● AIM OF THE TASK
Check every line of the entries for "image", and copy the lines that hold it.

● DATA SHOWN
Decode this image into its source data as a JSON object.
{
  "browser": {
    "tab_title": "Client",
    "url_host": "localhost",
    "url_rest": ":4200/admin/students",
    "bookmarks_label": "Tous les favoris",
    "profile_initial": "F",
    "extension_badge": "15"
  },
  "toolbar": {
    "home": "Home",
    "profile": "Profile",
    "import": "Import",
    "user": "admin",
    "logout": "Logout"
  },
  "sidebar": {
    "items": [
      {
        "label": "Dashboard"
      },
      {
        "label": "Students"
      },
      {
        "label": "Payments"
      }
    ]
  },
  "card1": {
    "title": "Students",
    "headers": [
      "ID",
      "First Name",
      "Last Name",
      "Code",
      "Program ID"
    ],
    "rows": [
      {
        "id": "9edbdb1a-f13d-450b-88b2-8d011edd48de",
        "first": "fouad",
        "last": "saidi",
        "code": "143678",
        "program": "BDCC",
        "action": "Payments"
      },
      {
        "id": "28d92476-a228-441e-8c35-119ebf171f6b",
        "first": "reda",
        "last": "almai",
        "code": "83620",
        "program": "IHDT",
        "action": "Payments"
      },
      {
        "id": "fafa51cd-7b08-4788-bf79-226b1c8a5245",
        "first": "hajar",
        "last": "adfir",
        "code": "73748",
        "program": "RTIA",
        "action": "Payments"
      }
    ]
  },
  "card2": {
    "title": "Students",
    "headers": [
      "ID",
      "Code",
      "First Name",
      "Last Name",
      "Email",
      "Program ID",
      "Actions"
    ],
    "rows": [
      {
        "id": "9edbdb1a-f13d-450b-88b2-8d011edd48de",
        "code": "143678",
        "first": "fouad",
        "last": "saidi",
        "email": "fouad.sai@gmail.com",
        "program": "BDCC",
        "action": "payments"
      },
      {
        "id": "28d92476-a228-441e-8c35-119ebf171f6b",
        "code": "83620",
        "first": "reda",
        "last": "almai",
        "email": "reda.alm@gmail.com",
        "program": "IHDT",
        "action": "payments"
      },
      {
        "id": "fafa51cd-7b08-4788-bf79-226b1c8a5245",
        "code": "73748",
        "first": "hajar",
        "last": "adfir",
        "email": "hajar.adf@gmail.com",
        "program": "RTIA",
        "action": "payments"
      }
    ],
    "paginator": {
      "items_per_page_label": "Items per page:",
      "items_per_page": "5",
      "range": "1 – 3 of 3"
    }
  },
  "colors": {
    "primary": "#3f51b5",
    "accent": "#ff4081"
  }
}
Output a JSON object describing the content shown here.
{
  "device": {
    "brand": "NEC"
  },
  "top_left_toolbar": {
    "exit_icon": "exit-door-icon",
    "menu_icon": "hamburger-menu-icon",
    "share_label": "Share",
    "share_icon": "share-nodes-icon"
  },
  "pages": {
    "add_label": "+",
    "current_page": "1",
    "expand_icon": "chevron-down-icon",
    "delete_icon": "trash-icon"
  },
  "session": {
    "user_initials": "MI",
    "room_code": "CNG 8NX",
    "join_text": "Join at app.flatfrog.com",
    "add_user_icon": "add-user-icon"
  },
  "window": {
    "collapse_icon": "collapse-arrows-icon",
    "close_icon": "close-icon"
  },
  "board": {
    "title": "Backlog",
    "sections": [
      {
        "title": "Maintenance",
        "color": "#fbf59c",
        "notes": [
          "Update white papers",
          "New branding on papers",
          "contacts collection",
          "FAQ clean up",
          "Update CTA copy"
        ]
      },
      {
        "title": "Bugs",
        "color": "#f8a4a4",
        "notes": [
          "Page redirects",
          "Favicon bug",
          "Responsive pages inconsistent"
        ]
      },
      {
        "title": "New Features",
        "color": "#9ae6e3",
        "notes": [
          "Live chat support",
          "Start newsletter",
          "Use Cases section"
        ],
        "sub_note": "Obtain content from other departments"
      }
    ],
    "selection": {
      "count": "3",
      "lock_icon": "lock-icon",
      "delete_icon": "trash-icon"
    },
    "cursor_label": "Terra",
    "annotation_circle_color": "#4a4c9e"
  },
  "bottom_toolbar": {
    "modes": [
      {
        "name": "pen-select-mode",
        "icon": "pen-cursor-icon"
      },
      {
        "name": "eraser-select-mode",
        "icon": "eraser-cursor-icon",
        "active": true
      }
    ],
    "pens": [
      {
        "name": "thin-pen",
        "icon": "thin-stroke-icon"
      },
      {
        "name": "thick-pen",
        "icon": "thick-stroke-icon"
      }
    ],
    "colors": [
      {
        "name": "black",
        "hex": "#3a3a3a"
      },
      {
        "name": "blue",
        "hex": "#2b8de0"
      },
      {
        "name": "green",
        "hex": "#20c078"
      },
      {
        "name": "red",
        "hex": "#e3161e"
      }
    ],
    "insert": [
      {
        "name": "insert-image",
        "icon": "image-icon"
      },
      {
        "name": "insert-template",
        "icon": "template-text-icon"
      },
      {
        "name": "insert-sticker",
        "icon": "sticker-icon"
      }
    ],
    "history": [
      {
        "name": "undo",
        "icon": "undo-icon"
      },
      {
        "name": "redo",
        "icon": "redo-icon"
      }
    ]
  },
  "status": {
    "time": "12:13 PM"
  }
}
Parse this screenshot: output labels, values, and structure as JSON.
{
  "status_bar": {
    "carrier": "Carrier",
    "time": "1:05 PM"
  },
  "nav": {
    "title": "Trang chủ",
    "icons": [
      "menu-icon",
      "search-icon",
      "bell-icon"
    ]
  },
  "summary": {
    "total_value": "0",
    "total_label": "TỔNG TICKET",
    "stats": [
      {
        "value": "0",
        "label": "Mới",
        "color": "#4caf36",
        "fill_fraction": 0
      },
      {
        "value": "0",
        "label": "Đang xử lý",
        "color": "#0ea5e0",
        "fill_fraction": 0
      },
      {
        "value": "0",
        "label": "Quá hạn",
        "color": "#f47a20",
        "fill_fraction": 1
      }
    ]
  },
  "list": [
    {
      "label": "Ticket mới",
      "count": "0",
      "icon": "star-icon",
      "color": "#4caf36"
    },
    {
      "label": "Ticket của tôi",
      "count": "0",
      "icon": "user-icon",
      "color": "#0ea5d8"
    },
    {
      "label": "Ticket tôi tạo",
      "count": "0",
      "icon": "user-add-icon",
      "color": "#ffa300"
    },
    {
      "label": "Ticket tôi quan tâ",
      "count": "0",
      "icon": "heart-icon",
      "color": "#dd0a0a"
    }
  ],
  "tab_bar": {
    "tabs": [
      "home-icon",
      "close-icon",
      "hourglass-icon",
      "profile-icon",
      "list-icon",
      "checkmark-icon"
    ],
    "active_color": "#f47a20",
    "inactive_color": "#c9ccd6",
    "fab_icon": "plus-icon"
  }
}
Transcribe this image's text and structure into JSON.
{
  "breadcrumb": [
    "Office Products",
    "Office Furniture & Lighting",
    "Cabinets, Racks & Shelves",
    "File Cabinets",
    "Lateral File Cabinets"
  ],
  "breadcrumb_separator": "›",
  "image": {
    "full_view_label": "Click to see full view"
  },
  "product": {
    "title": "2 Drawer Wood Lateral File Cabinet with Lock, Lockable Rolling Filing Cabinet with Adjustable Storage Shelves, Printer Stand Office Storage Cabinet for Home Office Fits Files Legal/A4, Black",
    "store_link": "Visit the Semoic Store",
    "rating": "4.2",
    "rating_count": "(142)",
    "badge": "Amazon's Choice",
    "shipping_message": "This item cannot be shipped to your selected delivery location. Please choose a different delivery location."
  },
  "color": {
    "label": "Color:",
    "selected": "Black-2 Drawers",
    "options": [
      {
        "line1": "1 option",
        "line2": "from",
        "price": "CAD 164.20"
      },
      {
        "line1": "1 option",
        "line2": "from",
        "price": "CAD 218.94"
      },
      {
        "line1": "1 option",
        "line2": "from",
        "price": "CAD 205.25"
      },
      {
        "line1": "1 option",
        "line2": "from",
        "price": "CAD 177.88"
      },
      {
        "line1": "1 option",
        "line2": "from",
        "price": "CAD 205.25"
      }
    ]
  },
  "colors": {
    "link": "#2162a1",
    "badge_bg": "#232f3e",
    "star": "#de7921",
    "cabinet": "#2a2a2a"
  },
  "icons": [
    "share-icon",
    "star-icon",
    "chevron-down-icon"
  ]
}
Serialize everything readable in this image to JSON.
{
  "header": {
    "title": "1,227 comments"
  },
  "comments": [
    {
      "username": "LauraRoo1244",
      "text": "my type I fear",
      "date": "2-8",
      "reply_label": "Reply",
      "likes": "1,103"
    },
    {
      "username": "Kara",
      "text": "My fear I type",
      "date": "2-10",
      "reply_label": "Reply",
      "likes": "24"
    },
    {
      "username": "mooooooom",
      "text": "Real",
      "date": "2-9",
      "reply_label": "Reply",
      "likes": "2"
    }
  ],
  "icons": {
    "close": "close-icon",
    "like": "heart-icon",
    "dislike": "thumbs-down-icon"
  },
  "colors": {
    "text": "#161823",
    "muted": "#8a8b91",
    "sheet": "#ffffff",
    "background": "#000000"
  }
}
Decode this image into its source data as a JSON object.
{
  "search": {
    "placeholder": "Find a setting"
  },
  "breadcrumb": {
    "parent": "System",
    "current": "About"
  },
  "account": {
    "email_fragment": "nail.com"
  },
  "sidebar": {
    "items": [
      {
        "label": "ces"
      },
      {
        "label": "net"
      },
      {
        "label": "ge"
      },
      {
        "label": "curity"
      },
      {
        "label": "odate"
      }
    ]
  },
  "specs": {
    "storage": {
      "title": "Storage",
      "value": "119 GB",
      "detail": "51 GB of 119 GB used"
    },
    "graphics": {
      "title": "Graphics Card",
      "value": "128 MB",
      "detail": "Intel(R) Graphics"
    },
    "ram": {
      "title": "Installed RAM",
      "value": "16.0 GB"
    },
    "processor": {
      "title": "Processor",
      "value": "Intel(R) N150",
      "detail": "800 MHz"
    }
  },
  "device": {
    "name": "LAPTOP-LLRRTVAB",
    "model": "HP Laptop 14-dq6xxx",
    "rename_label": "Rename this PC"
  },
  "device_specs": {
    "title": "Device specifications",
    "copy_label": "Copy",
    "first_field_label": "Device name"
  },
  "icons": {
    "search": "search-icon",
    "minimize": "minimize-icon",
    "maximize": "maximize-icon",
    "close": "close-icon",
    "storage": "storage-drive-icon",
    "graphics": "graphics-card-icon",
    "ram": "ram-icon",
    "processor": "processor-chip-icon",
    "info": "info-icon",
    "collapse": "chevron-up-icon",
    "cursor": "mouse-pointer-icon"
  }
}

● SOLVED PROBLEM
Decode this image into its source data as a JSON object.
        "name": "insert-image",
        "icon": "image-icon"
Transcribe this image's text and structure into JSON.
  "image": {
Serialize everything readable in this image to JSON.
Decode this image into its source data as a JSON object.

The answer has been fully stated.